“It appears he ate into that evangelical vote very substantially,” Williams says. “But Labor’s probably lost it again.”

One issue that Morrison has been speaking about since taking office as PM has been religious freedom, talk which comes against the backdrop of a government inquiry led by former Attorney-General Philip Ruddock into the issue which was sparked after the vote on same-sex marriage last year.

Williams says, in a sense, Morrison has been fortunate given that religious freedom, a hot-button issue at the moment in Australia, is one which resonates with Christians of all persuasions.

“It’s hard to see how a fair dinkum Christian of whatever stripe would disagree with the concept of embedding rights of religious freedom into law…” he says. “At least in terms of the Christian vote he’s trying to pitch to, I think it’ll be a winner for him. He may lose other votes, he may further antagonise other voters but at least among Christians I don’t see it as being a divisive issue.”

Faith-based education – and his opposition to some of the gender-based programs in schools, the influence of what he recently called “gender whisperers” -  is another issue that Morrison’s already waded into which will resonate with some Christians in the community but it’s not just Morrison who seems to be bringing his faith into his politics. Christian groups, too, have seen Morrison’s elevation to the Prime Ministership as a chance to appeal directly to his faith in addressing specific issues.

“[Some] parts of the Christian community are appealing to him specifically to…bring his faith to issues around refugee and asylum seeker policy which they feel is in disharmony with his Christian convictions,” notes Smart.

“He’s famously the architect of the 'Stop the Boats' policy which has been effective but many people would critique that as quite a brutal policy that doesn’t line up with the heart of the Christian faith which can be characterised by grace, mercy and kindness for the stranger and care for the vulnerable and the weak. Now this is a very complex area and people on both sides of politics have not, in my estimation, been able to come up with a good solution to it but it is an area that’s awkward when it comes to what has to be a complicated mix of conviction and the compromise of politics.”
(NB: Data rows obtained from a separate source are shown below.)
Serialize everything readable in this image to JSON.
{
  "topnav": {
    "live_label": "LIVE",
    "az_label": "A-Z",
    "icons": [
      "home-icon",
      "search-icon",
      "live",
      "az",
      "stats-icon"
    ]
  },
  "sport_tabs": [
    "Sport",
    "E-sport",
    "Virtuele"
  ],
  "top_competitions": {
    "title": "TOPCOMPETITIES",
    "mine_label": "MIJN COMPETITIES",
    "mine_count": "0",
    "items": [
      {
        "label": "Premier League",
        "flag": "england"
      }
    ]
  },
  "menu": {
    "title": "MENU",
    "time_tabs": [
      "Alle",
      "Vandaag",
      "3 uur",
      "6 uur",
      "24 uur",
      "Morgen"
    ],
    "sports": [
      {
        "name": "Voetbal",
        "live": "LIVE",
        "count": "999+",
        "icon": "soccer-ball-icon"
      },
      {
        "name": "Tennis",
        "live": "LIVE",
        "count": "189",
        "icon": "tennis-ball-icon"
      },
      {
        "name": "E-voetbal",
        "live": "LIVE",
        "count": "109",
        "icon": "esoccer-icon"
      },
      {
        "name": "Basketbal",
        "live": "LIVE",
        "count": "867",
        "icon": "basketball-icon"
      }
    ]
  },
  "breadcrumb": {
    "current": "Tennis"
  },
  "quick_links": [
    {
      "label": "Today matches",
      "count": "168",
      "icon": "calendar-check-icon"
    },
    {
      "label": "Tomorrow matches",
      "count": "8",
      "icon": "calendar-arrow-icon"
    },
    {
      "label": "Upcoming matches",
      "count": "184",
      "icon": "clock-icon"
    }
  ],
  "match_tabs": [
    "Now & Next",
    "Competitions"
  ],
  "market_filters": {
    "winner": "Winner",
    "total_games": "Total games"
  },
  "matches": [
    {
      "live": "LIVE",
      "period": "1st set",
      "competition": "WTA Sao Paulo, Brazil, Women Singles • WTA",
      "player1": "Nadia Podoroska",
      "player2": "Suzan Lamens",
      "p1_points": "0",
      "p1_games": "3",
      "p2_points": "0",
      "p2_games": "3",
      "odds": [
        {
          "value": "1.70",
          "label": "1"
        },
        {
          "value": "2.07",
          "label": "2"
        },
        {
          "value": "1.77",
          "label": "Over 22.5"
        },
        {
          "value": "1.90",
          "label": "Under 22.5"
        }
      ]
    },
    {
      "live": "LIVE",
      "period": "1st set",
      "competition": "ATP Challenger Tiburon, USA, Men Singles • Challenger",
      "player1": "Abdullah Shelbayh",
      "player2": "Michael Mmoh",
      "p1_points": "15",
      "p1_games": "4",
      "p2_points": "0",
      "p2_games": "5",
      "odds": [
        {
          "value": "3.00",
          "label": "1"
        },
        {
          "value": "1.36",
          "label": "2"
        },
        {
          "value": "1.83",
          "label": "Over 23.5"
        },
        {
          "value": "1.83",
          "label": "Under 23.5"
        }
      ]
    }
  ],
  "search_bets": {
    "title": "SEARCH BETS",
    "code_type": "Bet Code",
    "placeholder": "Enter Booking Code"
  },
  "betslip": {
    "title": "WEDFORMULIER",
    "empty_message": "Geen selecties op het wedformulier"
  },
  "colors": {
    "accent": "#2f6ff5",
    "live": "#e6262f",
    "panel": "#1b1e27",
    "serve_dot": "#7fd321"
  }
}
“[Some] parts of the Christian community are appealing to him specifically to…bring his faith to issues around refugee and asylum seeker policy which they feel is in disharmony with his Christian convictions."

- Simon Smart

Among the stories have appeared in the wake of Morrison’s taking up the office of Prime Minister has been a report in The Guardian quoting one Pentecostal pastor as stating that "darkness" would spread across Australia if Morrison doesn't win the next election.

Most commentators spoken to by Sight suggest that such comments are not helpful to the Prime Minister. Roy Williams says that idea that God will bring darkness on the land if Morrison isn’t re-elected is an “insult to any non-Coalition voting Christian”.

“With friends like that, he might be on tricky ground because that will just get their hackles up,” he says.

At the end of the day, Smart believes that Morrison’s faith shouldn’t be seen as a threat to democracy.

He says that while he understands people who worry about religious people imposing their views, there have also been some “alarmist and over-the-top” responses – perhaps driven by the “disastrous” marrying of political ideology with religion which has been seen in the US - to Scott Morrison’s faith.

In a opinion piece published by the ABC in mid-September, he argued that the “public square should not be devoid of religion and religious voices” and “Scott Morrison should be as welcome as the next person to bring his belief system to the perilous dance between compromise and conviction that is modern party politics”.

He added that while Morrison was, to date, “most famed for a brutally utilitarian border protection policy that many of his fellow Christians are urging him to adjust, particularly the long-term detention of children”, a pressing question for him now “will be what aspect of his Christian conviction he hopes to be remembered for.”

That question is yet to be answered.

Clarification: The words "does not" were accidentally omitted from a quote by Roy Williams and have been added back in.